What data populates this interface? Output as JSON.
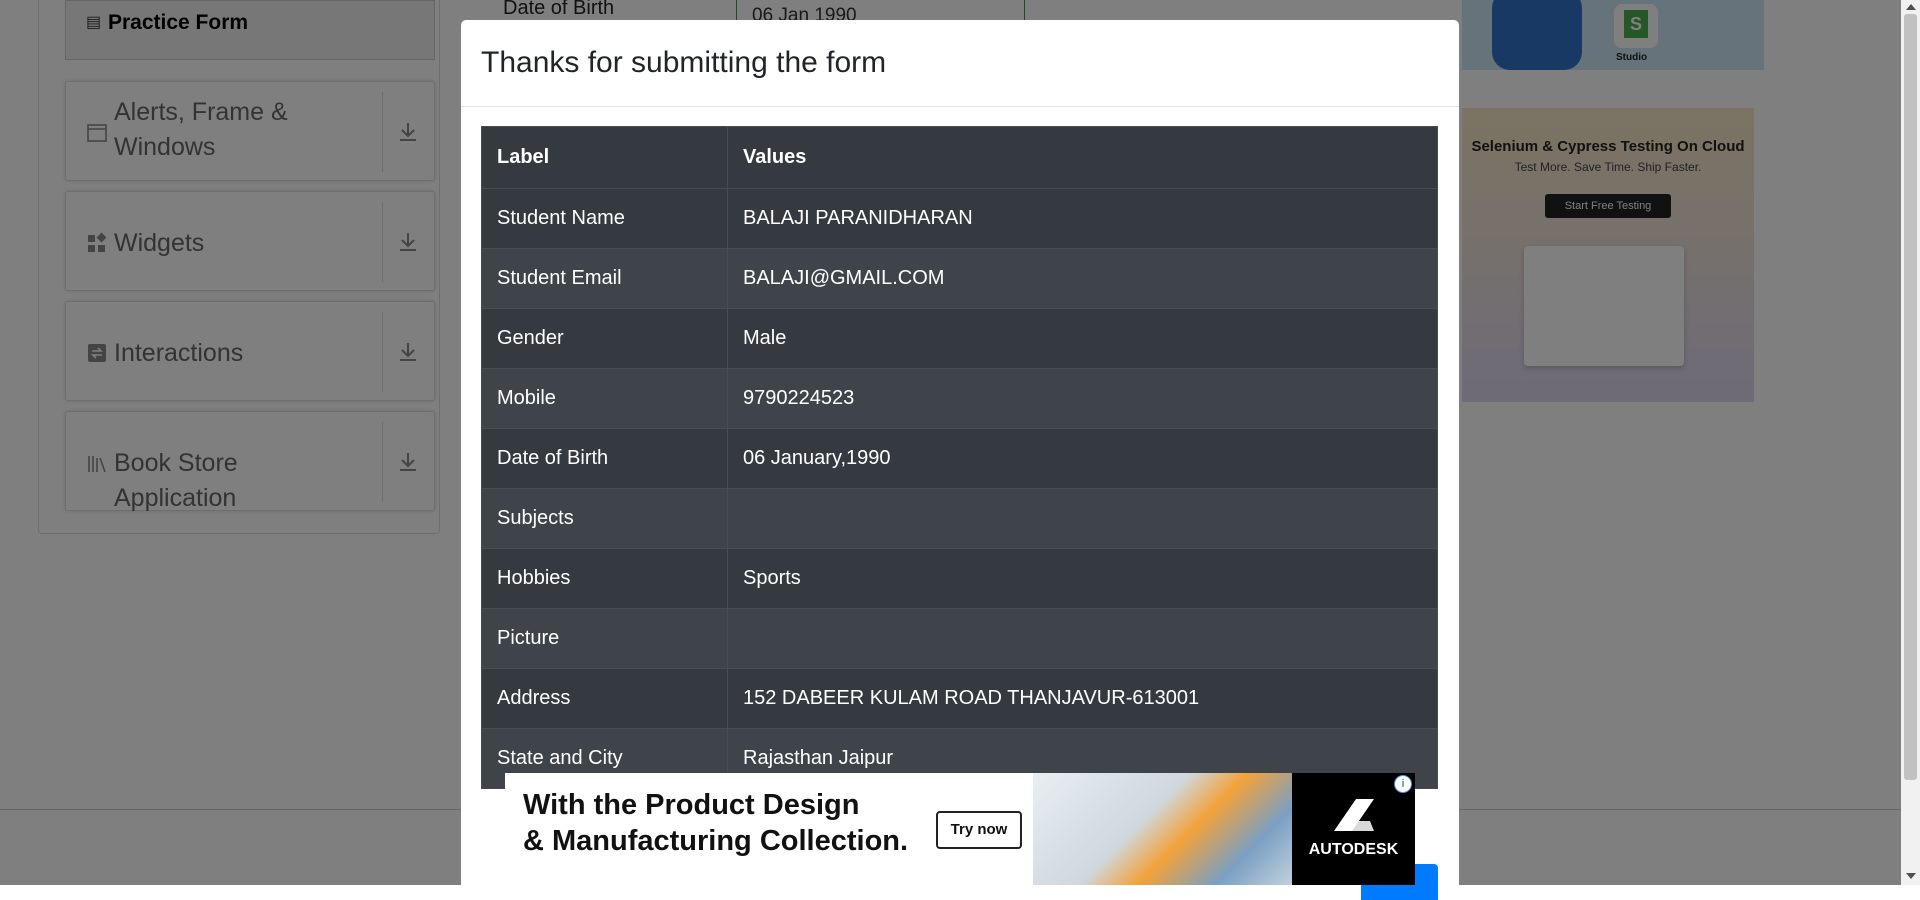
{
  "sidebar": {
    "practice_form": "Practice Form",
    "groups": [
      {
        "label": "Alerts, Frame & Windows",
        "icon": "window-icon"
      },
      {
        "label": "Widgets",
        "icon": "widgets-icon"
      },
      {
        "label": "Interactions",
        "icon": "interactions-icon"
      },
      {
        "label": "Book Store Application",
        "icon": "books-icon"
      }
    ]
  },
  "background_form": {
    "dob_label": "Date of Birth",
    "dob_value": "06 Jan 1990"
  },
  "ads": {
    "studio_label": "Studio",
    "badge_letter": "S",
    "selenium_title": "Selenium & Cypress Testing On Cloud",
    "selenium_subtitle": "Test More. Save Time. Ship Faster.",
    "selenium_button": "Start Free Testing",
    "bottom_line1": "With the Product Design",
    "bottom_line2": "& Manufacturing Collection.",
    "bottom_button": "Try now",
    "bottom_brand": "AUTODESK"
  },
  "modal": {
    "title": "Thanks for submitting the form",
    "headers": [
      "Label",
      "Values"
    ],
    "rows": [
      [
        "Student Name",
        "BALAJI PARANIDHARAN"
      ],
      [
        "Student Email",
        "BALAJI@GMAIL.COM"
      ],
      [
        "Gender",
        "Male"
      ],
      [
        "Mobile",
        "9790224523"
      ],
      [
        "Date of Birth",
        "06 January,1990"
      ],
      [
        "Subjects",
        ""
      ],
      [
        "Hobbies",
        "Sports"
      ],
      [
        "Picture",
        ""
      ],
      [
        "Address",
        "152 DABEER KULAM ROAD THANJAVUR-613001"
      ],
      [
        "State and City",
        "Rajasthan Jaipur"
      ]
    ]
  },
  "colors": {
    "table_dark": "#343a40",
    "table_stripe": "#3e444a",
    "primary": "#007bff",
    "success": "#28a745"
  }
}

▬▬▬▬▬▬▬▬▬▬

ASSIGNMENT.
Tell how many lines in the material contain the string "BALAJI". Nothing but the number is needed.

TASK SOLUTION.
2